jury being seated in hudson family murder trial
Chicago, Apr 10: The final four jurors were to be selected Tuesday for the Chicago trial of the man accused of killing three of actress and singer Jennifer Hudson's family members.
Fourteen people were selected Monday to be among the 12 jurors and six alternates after nine hours of interviewing potential jurors one by one. Cook County Circuit Judge Charles Burns and attorneys were looking to weed out anyone who might be swayed by the 30-year-old Hudson's celebrity.
William Balfour, 30, is charged with murdering Hudson's mother, brother and nephew in 2008, and faces a maximum life prison sentence if convicted.
Hudson's name came up frequently during Monday's questioning of potential jurors, though most insisted that despite what they knew about her or heard in the media about the case, they could consider only the evidence presented at the trial. Testimony begins April 23.
One woman in her 30s, a salesperson at Xerox, was dismissed Monday after she told those assembled, including Balfour, that she is a fan of Hudson's and would be unable to give the defendant a fair trial.

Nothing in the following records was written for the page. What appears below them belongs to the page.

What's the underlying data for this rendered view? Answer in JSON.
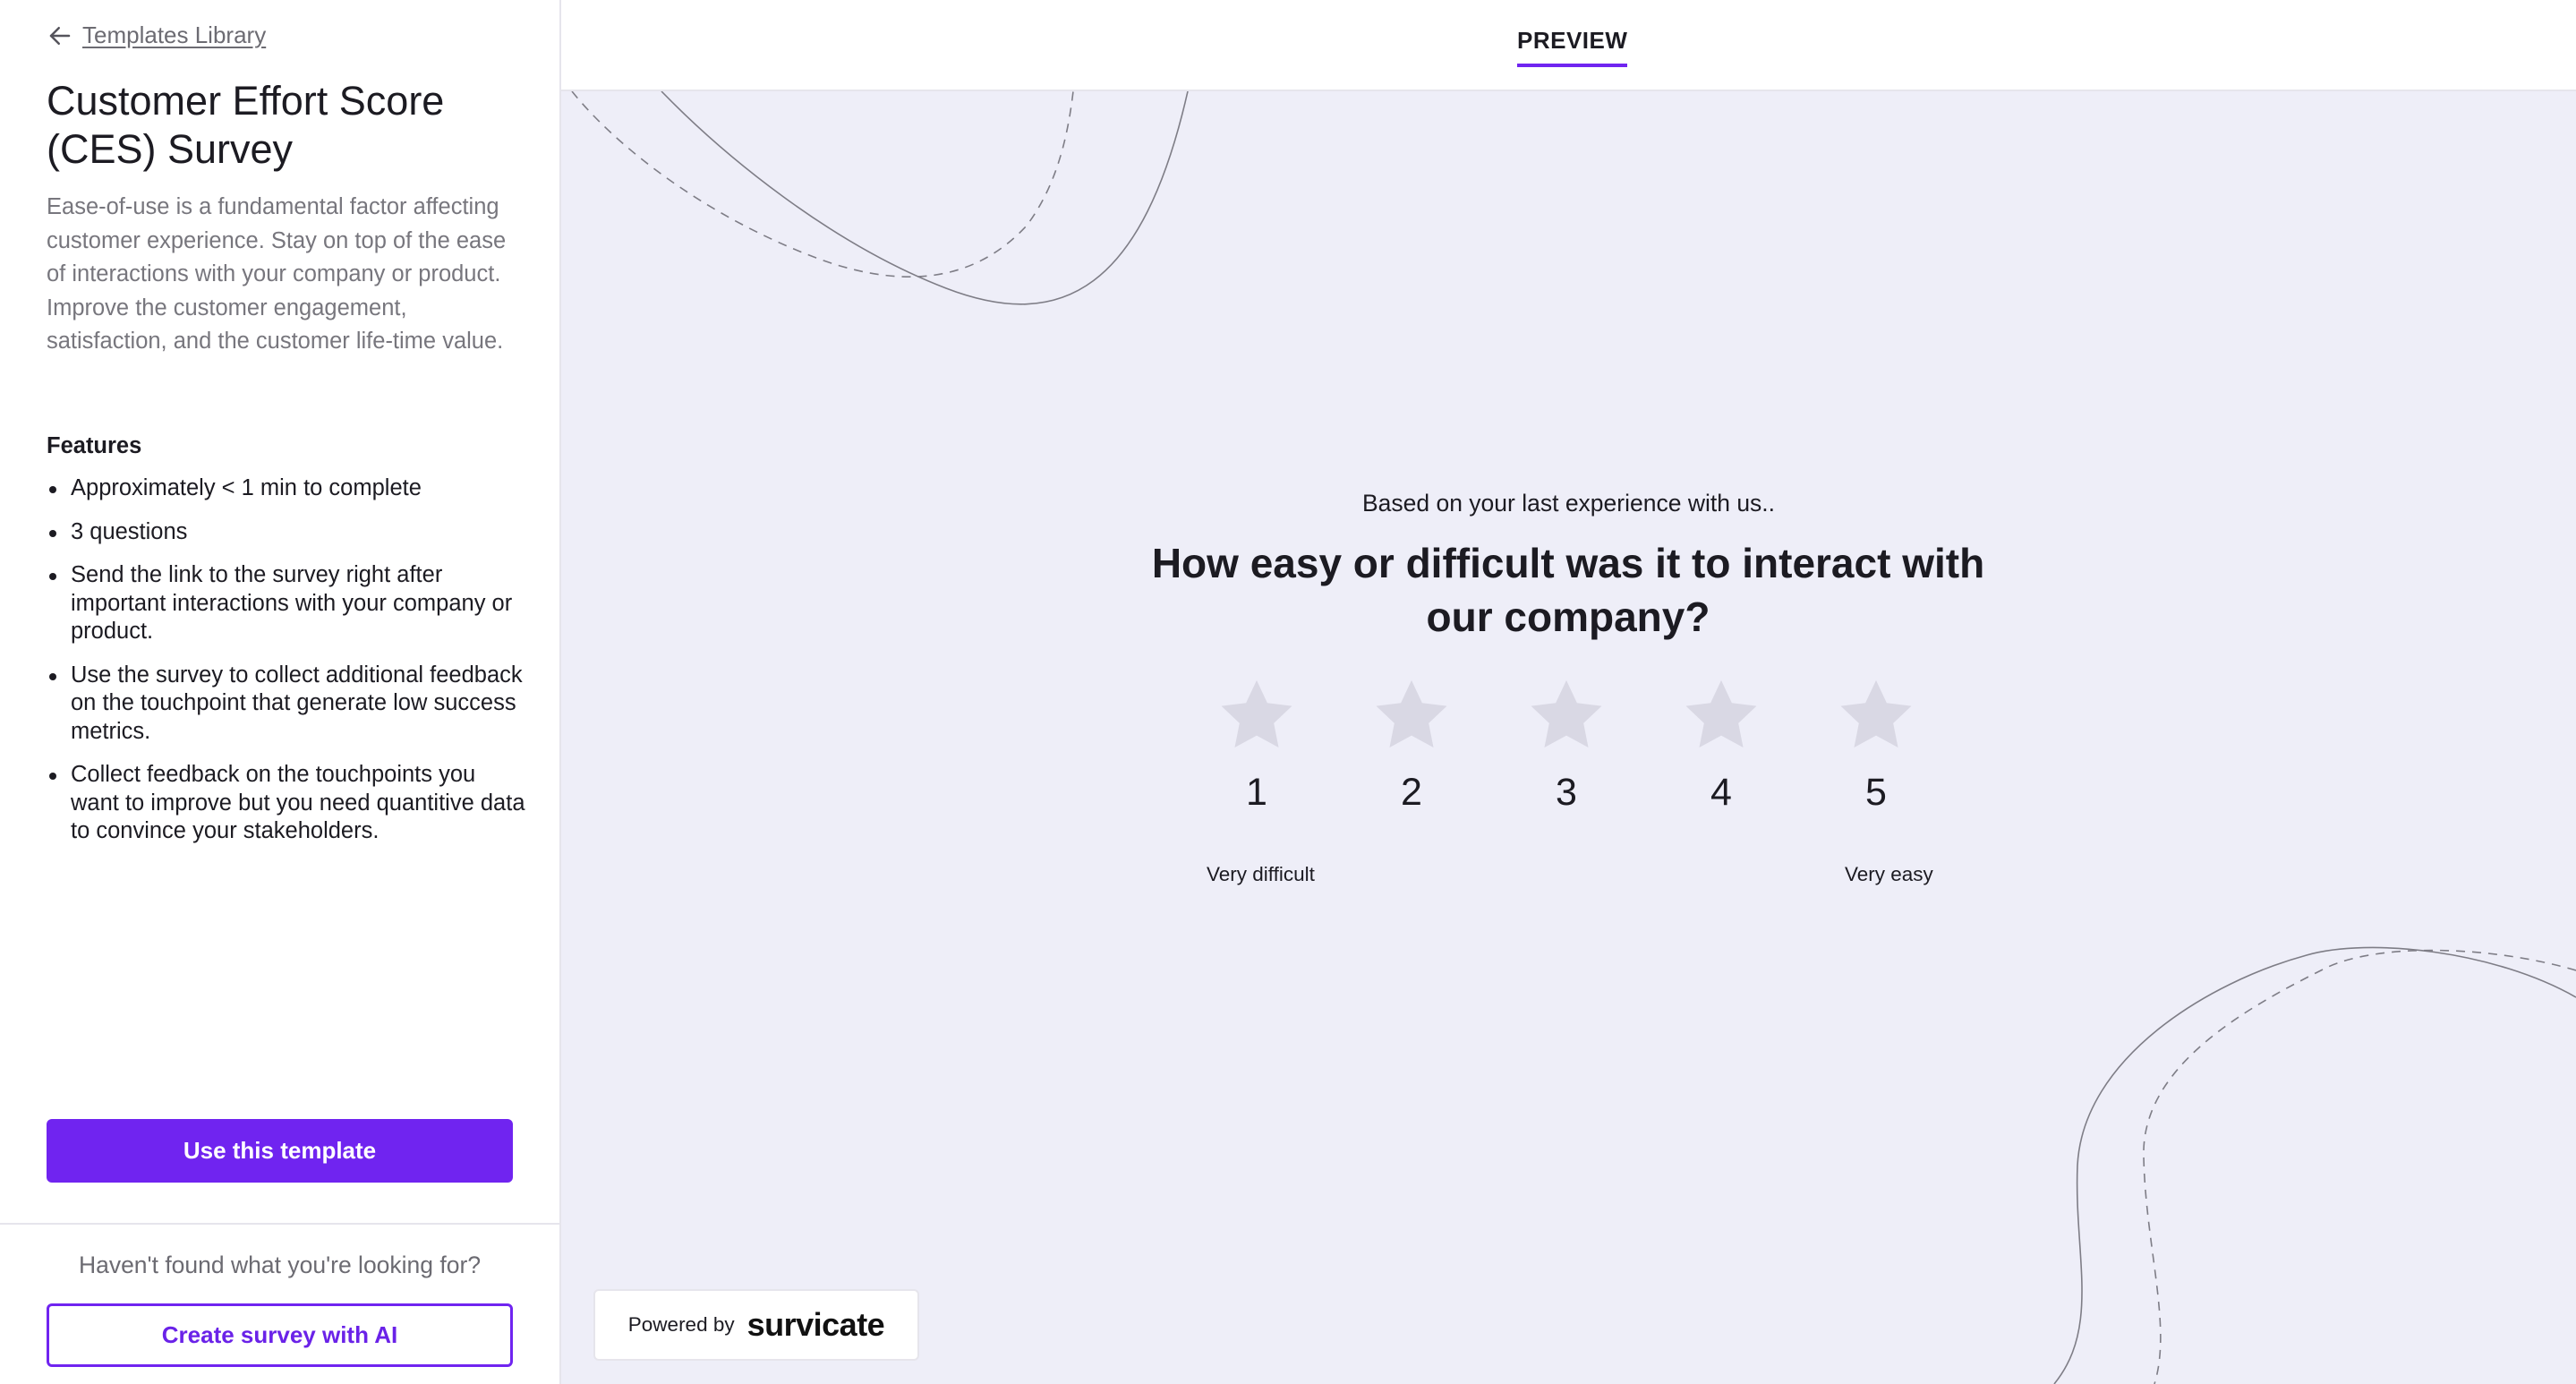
{
  "sidebar": {
    "back_link": "Templates Library",
    "title": "Customer Effort Score (CES) Survey",
    "description": "Ease-of-use is a fundamental factor affecting customer experience. Stay on top of the ease of interactions with your company or product. Improve the customer engagement, satisfaction, and the customer life-time value.",
    "features_heading": "Features",
    "features": [
      "Approximately < 1 min to complete",
      "3 questions",
      "Send the link to the survey right after important interactions with your company or product.",
      "Use the survey to collect additional feedback on the touchpoint that generate low success metrics.",
      "Collect feedback on the touchpoints you want to improve but you need quantitive data to convince your stakeholders."
    ],
    "use_template_button": "Use this template",
    "footer_text": "Haven't found what you're looking for?",
    "create_ai_button": "Create survey with AI"
  },
  "header": {
    "tab": "PREVIEW"
  },
  "survey": {
    "intro": "Based on your last experience with us..",
    "question": "How easy or difficult was it to interact with our company?",
    "ratings": [
      "1",
      "2",
      "3",
      "4",
      "5"
    ],
    "low_label": "Very difficult",
    "high_label": "Very easy"
  },
  "powered": {
    "prefix": "Powered by",
    "brand": "survicate"
  },
  "colors": {
    "accent": "#7024f0",
    "canvas_bg": "#eeeef8",
    "star": "#d9d8e4"
  },
  "icons": {
    "back": "arrow-left-icon",
    "rating": "star-icon"
  }
}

Only a few people said they knew little to nothing about Hudson. One woman in her 30s picked for the jury said she had heard of Hudson but had no idea what she looked like.
Among those selected to serve on the panel were several people who said they had relatives who were murdered and a man who said that 25 years ago, an attacker grabbed his sister's purse at a bus stop and slashed her throat, badly injuring her.
Also chosen were a Mexican-American truck driver who said he sometimes has trouble speaking English, an unemployed women who lives three blocks from the courthouse and a customer representative at a chocolate company who responded when asked about her hobbies that, “I like to sleep, then I like to eat, then I sleep again.”
Among those dismissed were a man whose neighbors were police and FBI agents, a Chicago school teacher who was once a character witness for a student charged with murder, and an unemployed widow whose nephew recently killed his pregnant wife.
“It's way too close to home,” she said when asked if she could hear the Balfour trial dispassionately. “It's just that there's a child involved, and I can't get past that.”
Hudson, who was not in Chicago at the time her family members were killed, told investigators she was in touch with her mother almost every day and became concerned when she couldn't reach her by late morning on Oct. 24, 2008.
Hours later, the bodies of her mother, Darnell Donerson, 57, and brother, Jason Hudson, 29, were found shot to death in the family home. The body of her 7-year-old nephew, Julian King, was found days later in a sport utility vehicle several miles (kilometers) away.
Balfour's lawyers have said the evidence is circumstantial. But prosecutors say the proof includes gun residue found on his car's steering wheel, and that testimony will show he lied about his whereabouts the day of the killings.